Curating a Gallery Wall
The most important step to creating a professional gallery wall is to make a visual plan. You can even go so far as to cut out pieces of paper that mimic the size of your prints. Each frame or canvas edge should be 2-3 inches apart. Once again, you can use the eye-level rule to determine the center of your photo cluster.
Need help hanging a multi-panel, single image canvas? We’ve got you covered! Check out our article all about how to hang multi-panel canvas prints. Here’s a sneak peek to get you started:
* Width: For all layouts, we recommend leaving 1" space between each panel when hung, for the best airy but tied-together look! If the gap is too big or too small, you will lose the effect of the split canvas.
* Height: The height of the rest of the panels depends on the layout you selected. Some layouts are symmetrical, and some layouts resemble a wave and feature different heights. In general, be consistent! For example, if you hang the left panel 3" lower than the middle panel, be sure to hang the right panel using the same measurements. Always use your ruler and pencil to measure the right height!
Frequently Asked Questions
Let’s summarize our guide to hanging wall art with a few frequently asked questions:
Q: How high should pictures be hung?
A: If you’re hanging multiple pictures on the same wall, place the central photograph at eye-level and build around the main image. If the lowest image is at eye-level, your photo set will appear too high. The highest photo should have enough breathing room in between the top of the frame and the ceiling, even if your photos are stacked vertically.
Q: How high should you hang art?

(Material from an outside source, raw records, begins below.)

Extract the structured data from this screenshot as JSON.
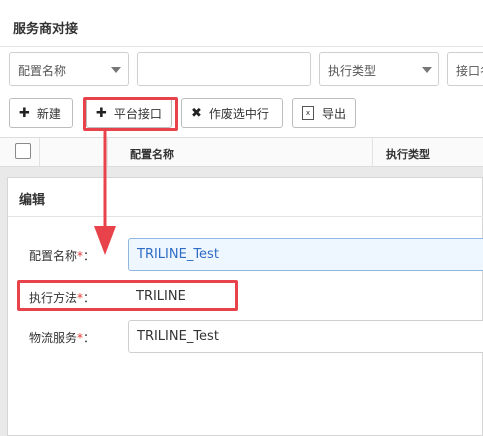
{
  "page": {
    "title": "服务商对接"
  },
  "filters": {
    "config_name": "配置名称",
    "text_value": "",
    "exec_type": "执行类型",
    "interface": "接口名"
  },
  "toolbar": {
    "new_label": "新建",
    "platform_label": "平台接口",
    "void_label": "作废选中行",
    "export_label": "导出"
  },
  "table": {
    "columns": [
      "配置名称",
      "执行类型"
    ]
  },
  "modal": {
    "title": "编辑",
    "fields": [
      {
        "label": "配置名称",
        "required_mark": "*",
        "colon": "：",
        "value": "TRILINE_Test"
      },
      {
        "label": "执行方法",
        "required_mark": "*",
        "colon": "：",
        "value": "TRILINE"
      },
      {
        "label": "物流服务",
        "required_mark": "*",
        "colon": "：",
        "value": "TRILINE_Test"
      }
    ]
  },
  "annotation": {
    "color": "#e8424a"
  }
}
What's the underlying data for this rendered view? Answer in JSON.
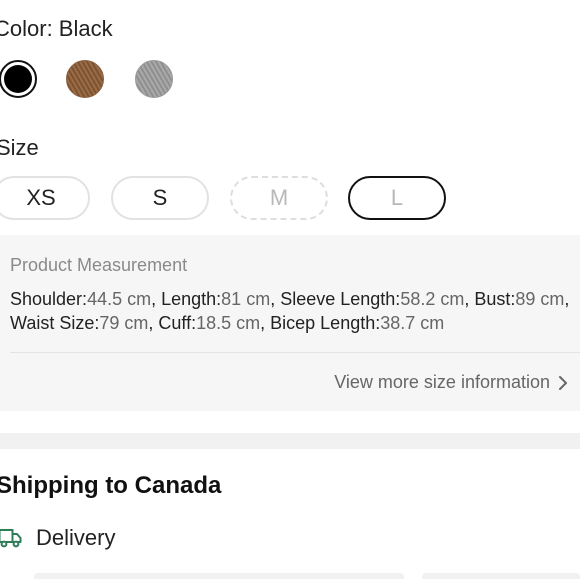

A: Fine art is usually hung at eye-level to mimic the look of an art gallery. While eye-level is not an exact measurement, you can estimate that the center of your print should be about 57-65 inches above the ground. Your goal is to make the print blend into your space so that the eye naturally meets the center of the image without pulling focus from the rest of your décor.
Q: How high should you hang a picture?

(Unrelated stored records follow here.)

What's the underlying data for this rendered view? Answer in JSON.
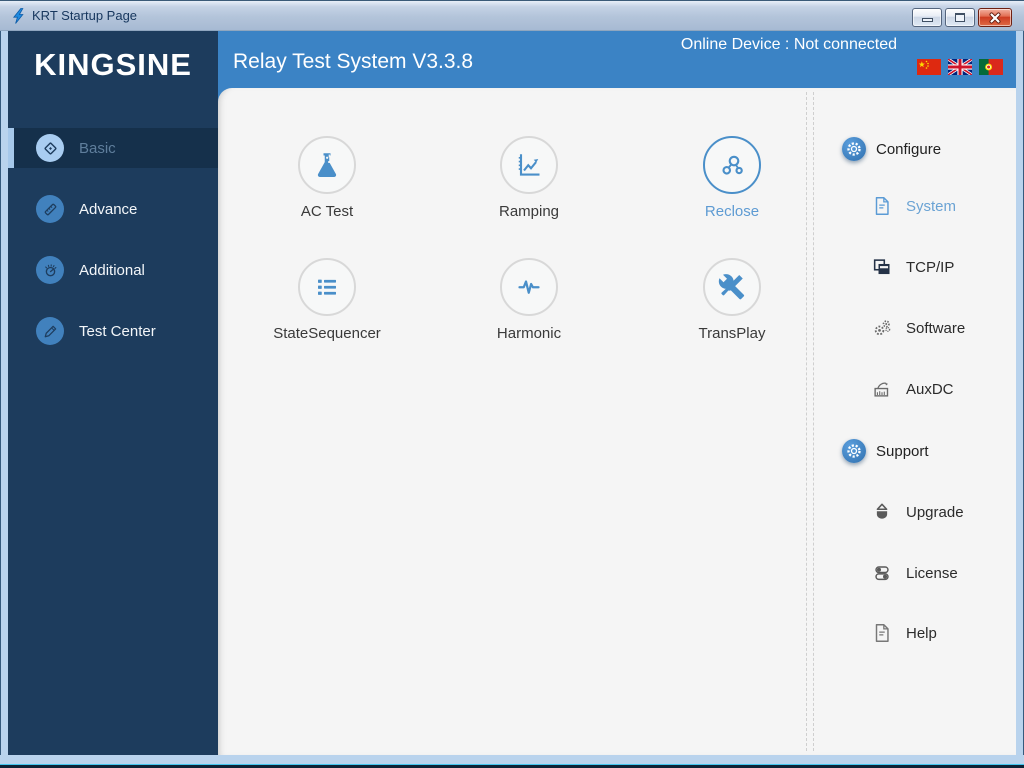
{
  "window": {
    "title": "KRT Startup Page",
    "controls": {
      "minimize": "minimize-button",
      "maximize": "maximize-button",
      "close": "close-button"
    }
  },
  "brand": {
    "logo": "KINGSINE"
  },
  "header": {
    "title": "Relay Test System V3.3.8",
    "status": "Online Device : Not connected",
    "languages": [
      {
        "name": "chinese",
        "icon": "china-flag-icon"
      },
      {
        "name": "english",
        "icon": "uk-flag-icon"
      },
      {
        "name": "portuguese",
        "icon": "portugal-flag-icon"
      }
    ]
  },
  "sidebar": {
    "items": [
      {
        "label": "Basic",
        "icon": "gem-icon",
        "active": true
      },
      {
        "label": "Advance",
        "icon": "ruler-icon",
        "active": false
      },
      {
        "label": "Additional",
        "icon": "gauge-icon",
        "active": false
      },
      {
        "label": "Test Center",
        "icon": "pencil-icon",
        "active": false
      }
    ]
  },
  "main": {
    "tiles": [
      {
        "label": "AC Test",
        "icon": "flask-icon",
        "highlighted": false
      },
      {
        "label": "Ramping",
        "icon": "trend-chart-icon",
        "highlighted": false
      },
      {
        "label": "Reclose",
        "icon": "nodes-icon",
        "highlighted": true
      },
      {
        "label": "StateSequencer",
        "icon": "list-icon",
        "highlighted": false
      },
      {
        "label": "Harmonic",
        "icon": "pulse-icon",
        "highlighted": false
      },
      {
        "label": "TransPlay",
        "icon": "tools-icon",
        "highlighted": false
      }
    ]
  },
  "panel": {
    "groups": [
      {
        "label": "Configure",
        "icon": "gear-badge-icon",
        "items": [
          {
            "label": "System",
            "icon": "document-icon",
            "active": true
          },
          {
            "label": "TCP/IP",
            "icon": "drive-icon",
            "active": false
          },
          {
            "label": "Software",
            "icon": "gears-icon",
            "active": false
          },
          {
            "label": "AuxDC",
            "icon": "chart-arrow-icon",
            "active": false
          }
        ]
      },
      {
        "label": "Support",
        "icon": "gear-badge-icon",
        "items": [
          {
            "label": "Upgrade",
            "icon": "upgrade-icon",
            "active": false
          },
          {
            "label": "License",
            "icon": "toggles-icon",
            "active": false
          },
          {
            "label": "Help",
            "icon": "document-icon",
            "active": false
          }
        ]
      }
    ]
  },
  "colors": {
    "headerBlue": "#3b83c5",
    "sidebarNavy": "#1d3c5d",
    "sidebarActive": "#15304b",
    "accentBlue": "#4a8fc9",
    "activeItemText": "#6ba3d4",
    "panelBg": "#f5f5f5",
    "frameBlue": "#b9d3ed",
    "closeRed": "#cd3a20"
  }
}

A: A single picture should follow the same rules as fine art, unless you want to create a more avant-garde effect. For example, if you have a tall piece of furniture such as a vertical dresser or a standing desk, the rule can be bent to allow for enough room between the top of the furniture and the bottom of the painting. Otherwise, the eye-level rule applies for both fine art and printed pictures.